[AUGUST 28, 1863. --For Sherman to Rawlins, in relation to return to duty of General S. D. Lee and other Confederates paroled at Vicksburg, see Series I, Vol. XXX, Part III, p. 197.]


Camp on Big Black, Miss., August 28, 1863.

General W. H. JACKSON,

Commanding Division of Cavalry, C. S. Army, Canton:

GENERAL: I had the honor to receive on the 24th instant at the hands of Captain Moorman your letter of the 23d. The lady, Mrs. Cotton, was sent to Vicksburg by cars. I also according to the request of Captain Moorman communicated to Mrs. General Tilghman, at Clarksville, Tenn., the sad news of the death of her son Lloyd.

I have noticed by your newspapers that General Stephen D. Lee has been assigned to command the cavalry forces in the State of Mississippi, and that he entered on his duties about the 20th instant. Our official advices from Washington come down to a much later period, and we have no notice that the Vicksburg prisoners of any of them have been exchanged. Such a notice is universally required in war, and is specifically required by the Dix-Hill cartel, article 5. If General Lee is in command I request this letter be considered as addressed to him, and that he communicate to me the simple fact that he has received notice of his exchange from the proper quarters in Richmond, and if possible the name of the officer or officers taken as his equivalent. This information will enable me and General Grant to repress a growing belief that your authorities design to disregard the Vicksburg paroles, which I cannot suppose.

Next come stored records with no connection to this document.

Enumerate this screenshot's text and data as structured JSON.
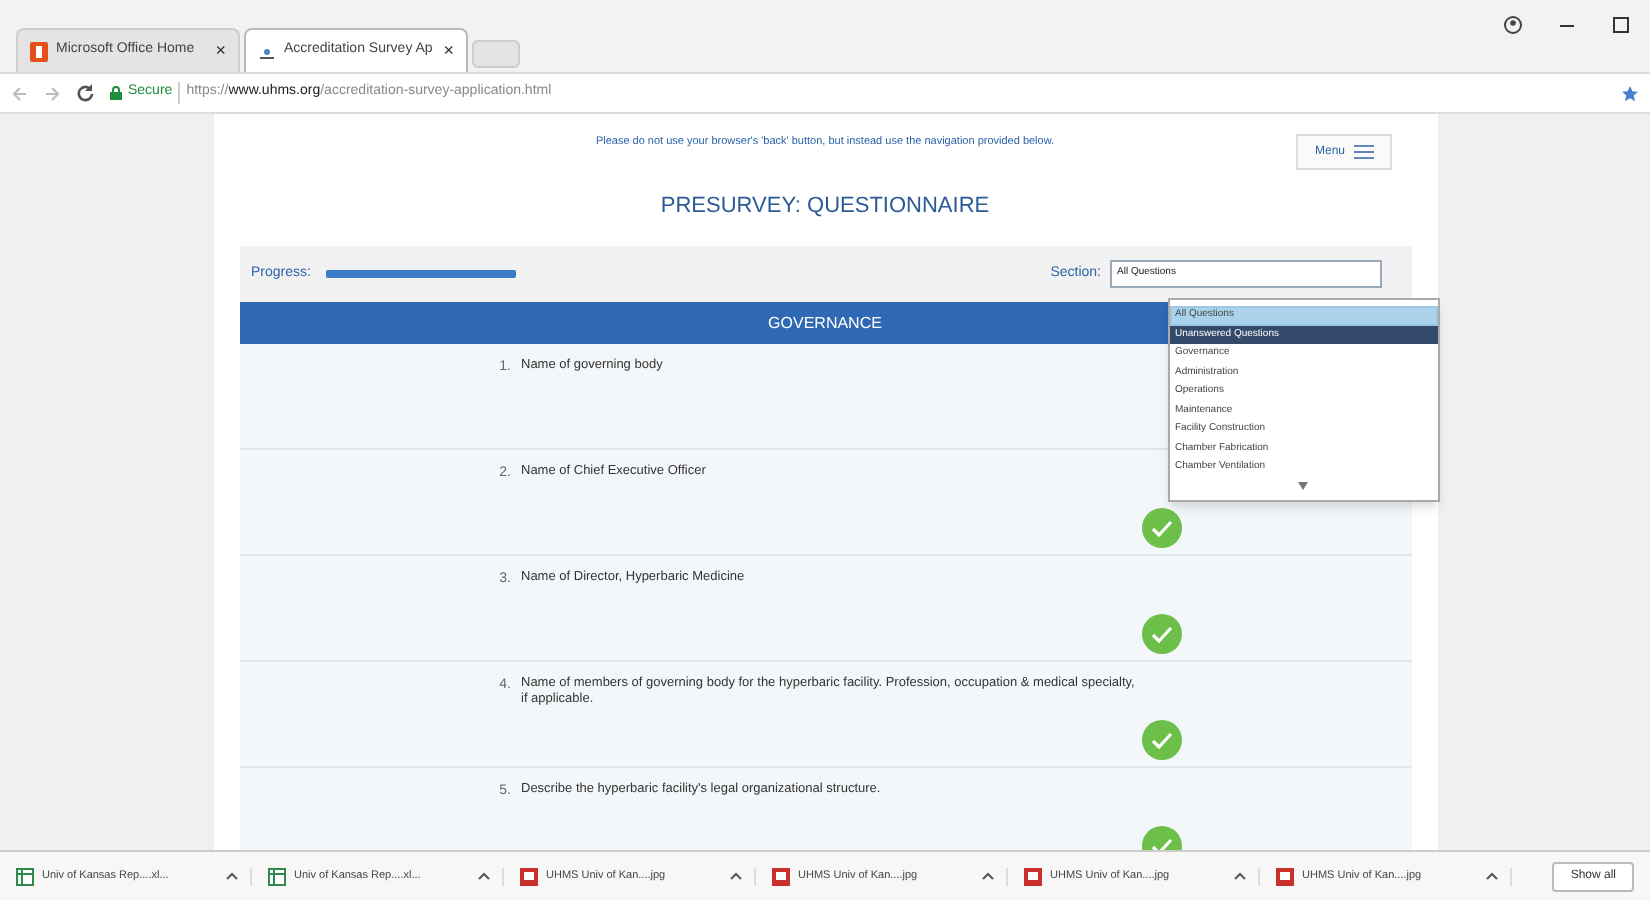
{
  "browser": {
    "tabs": [
      {
        "title": "Microsoft Office Home",
        "close": "×",
        "selected": false
      },
      {
        "title": "Accreditation Survey Ap",
        "close": "×",
        "selected": true
      }
    ],
    "address": {
      "secure": "Secure",
      "url_prefix": "https://",
      "url_host": "www.uhms.org",
      "url_path": "/accreditation-survey-application.html"
    }
  },
  "page": {
    "notice": "Please do not use your browser's 'back' button, but instead use the navigation provided below.",
    "menu_button": "Menu",
    "title": "PRESURVEY: QUESTIONNAIRE",
    "progress": {
      "label": "Progress:",
      "level": 1
    },
    "section": {
      "label": "Section:",
      "value": "All Questions"
    },
    "section_header": "GOVERNANCE",
    "questions": [
      {
        "number": "1.",
        "text": "Name of governing body"
      },
      {
        "number": "2.",
        "text": "Name of Chief Executive Officer",
        "answered": true
      },
      {
        "number": "3.",
        "text": "Name of Director, Hyperbaric Medicine",
        "answered": true
      },
      {
        "number": "4.",
        "text": "Name of members of governing body for the hyperbaric facility. Profession, occupation & medical specialty, if applicable.",
        "answered": true
      },
      {
        "number": "5.",
        "text": "Describe the hyperbaric facility's legal organizational structure.",
        "answered": true
      }
    ],
    "dropdown": [
      {
        "label": "All Questions",
        "selected": false,
        "hovered": true
      },
      {
        "label": "Unanswered Questions",
        "selected": true,
        "hovered": false
      },
      {
        "label": "Governance",
        "selected": false,
        "hovered": false
      },
      {
        "label": "Administration",
        "selected": false,
        "hovered": false
      },
      {
        "label": "Operations",
        "selected": false,
        "hovered": false
      },
      {
        "label": "Maintenance",
        "selected": false,
        "hovered": false
      },
      {
        "label": "Facility Construction",
        "selected": false,
        "hovered": false
      },
      {
        "label": "Chamber Fabrication",
        "selected": false,
        "hovered": false
      },
      {
        "label": "Chamber Ventilation",
        "selected": false,
        "hovered": false
      }
    ]
  },
  "downloads": {
    "items": [
      {
        "name": "Univ of Kansas Rep....xl...",
        "kind": "sheet"
      },
      {
        "name": "Univ of Kansas Rep....xl...",
        "kind": "sheet"
      },
      {
        "name": "UHMS Univ of Kan....jpg",
        "kind": "image"
      },
      {
        "name": "UHMS Univ of Kan....jpg",
        "kind": "image"
      },
      {
        "name": "UHMS Univ of Kan....jpg",
        "kind": "image"
      },
      {
        "name": "UHMS Univ of Kan....jpg",
        "kind": "image"
      }
    ],
    "show_all": "Show all"
  }
}
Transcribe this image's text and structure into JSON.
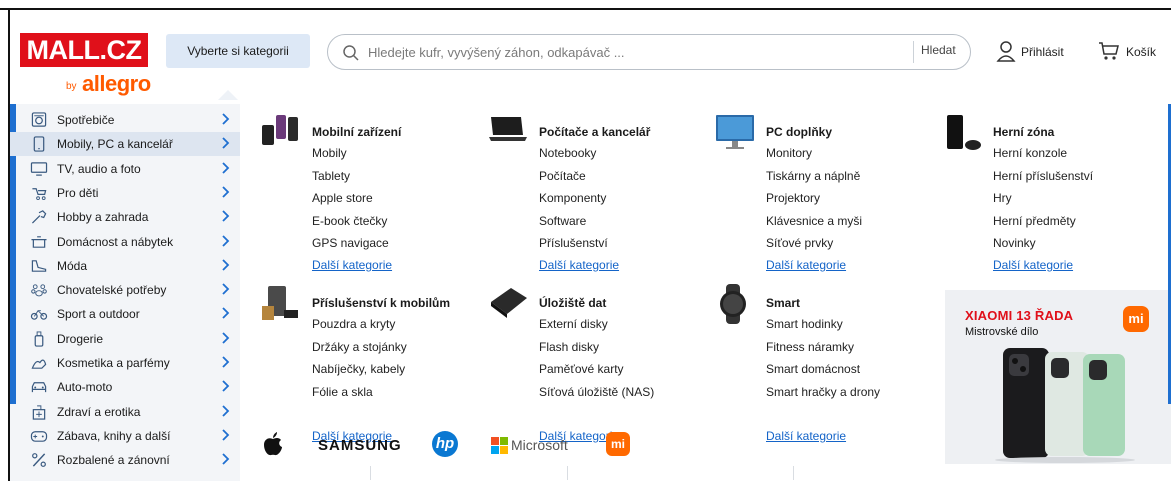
{
  "header": {
    "logo_main": "MALL.CZ",
    "logo_by": "by",
    "logo_allegro": "allegro",
    "category_button": "Vyberte si kategorii",
    "search_placeholder": "Hledejte kufr, vyvýšený záhon, odkapávač ...",
    "search_button": "Hledat",
    "login_label": "Přihlásit",
    "cart_label": "Košík"
  },
  "sidebar": {
    "items": [
      {
        "label": "Spotřebiče",
        "icon": "appliance-icon"
      },
      {
        "label": "Mobily, PC a kancelář",
        "icon": "mobile-icon"
      },
      {
        "label": "TV, audio a foto",
        "icon": "tv-icon"
      },
      {
        "label": "Pro děti",
        "icon": "stroller-icon"
      },
      {
        "label": "Hobby a zahrada",
        "icon": "tools-icon"
      },
      {
        "label": "Domácnost a nábytek",
        "icon": "pot-icon"
      },
      {
        "label": "Móda",
        "icon": "shoe-icon"
      },
      {
        "label": "Chovatelské potřeby",
        "icon": "paw-icon"
      },
      {
        "label": "Sport a outdoor",
        "icon": "bike-icon"
      },
      {
        "label": "Drogerie",
        "icon": "bottle-icon"
      },
      {
        "label": "Kosmetika a parfémy",
        "icon": "cosmetics-icon"
      },
      {
        "label": "Auto-moto",
        "icon": "car-icon"
      },
      {
        "label": "Zdraví a erotika",
        "icon": "health-icon"
      },
      {
        "label": "Zábava, knihy a další",
        "icon": "gamepad-icon"
      },
      {
        "label": "Rozbalené a zánovní",
        "icon": "percent-icon"
      }
    ],
    "active_index": 1
  },
  "menu": {
    "groups": [
      {
        "title": "Mobilní zařízení",
        "links": [
          "Mobily",
          "Tablety",
          "Apple store",
          "E-book čtečky",
          "GPS navigace"
        ],
        "more": "Další kategorie"
      },
      {
        "title": "Počítače a kancelář",
        "links": [
          "Notebooky",
          "Počítače",
          "Komponenty",
          "Software",
          "Příslušenství"
        ],
        "more": "Další kategorie"
      },
      {
        "title": "PC doplňky",
        "links": [
          "Monitory",
          "Tiskárny a náplně",
          "Projektory",
          "Klávesnice a myši",
          "Síťové prvky"
        ],
        "more": "Další kategorie"
      },
      {
        "title": "Herní zóna",
        "links": [
          "Herní konzole",
          "Herní příslušenství",
          "Hry",
          "Herní předměty",
          "Novinky"
        ],
        "more": "Další kategorie"
      },
      {
        "title": "Příslušenství k mobilům",
        "links": [
          "Pouzdra a kryty",
          "Držáky a stojánky",
          "Nabíječky, kabely",
          "Fólie a skla"
        ],
        "more": "Další kategorie"
      },
      {
        "title": "Úložiště dat",
        "links": [
          "Externí disky",
          "Flash disky",
          "Paměťové karty",
          "Síťová úložiště (NAS)"
        ],
        "more": "Další kategorie"
      },
      {
        "title": "Smart",
        "links": [
          "Smart hodinky",
          "Fitness náramky",
          "Smart domácnost",
          "Smart hračky a drony"
        ],
        "more": "Další kategorie"
      }
    ],
    "brands": {
      "samsung": "SAMSUNG",
      "hp": "hp",
      "microsoft": "Microsoft",
      "xiaomi": "mi"
    }
  },
  "promo": {
    "title": "XIAOMI 13 ŘADA",
    "subtitle": "Mistrovské dílo",
    "logo": "mi"
  },
  "colors": {
    "brand_red": "#e0101a",
    "allegro_orange": "#ff5a00",
    "link_blue": "#1464c8",
    "accent_blue": "#1e6fd0"
  }
}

I send this communication by the hands of my aide, Captain Dayton, and escort of twenty-five men, accompanied by Colonel Coolbaugh, who is well acquainted with many of your officers, and I authorize them to carry along a budget of newspapers, full of the current gossip of the world, in which I know you feel more interest than you would have us outside barbarians believe. +

With great respect, your obedient servant,


Major-General, Commanding.


*For reply, see Series I, Vol. XXX, Part III, p. 197.

+Ibid., p. 228.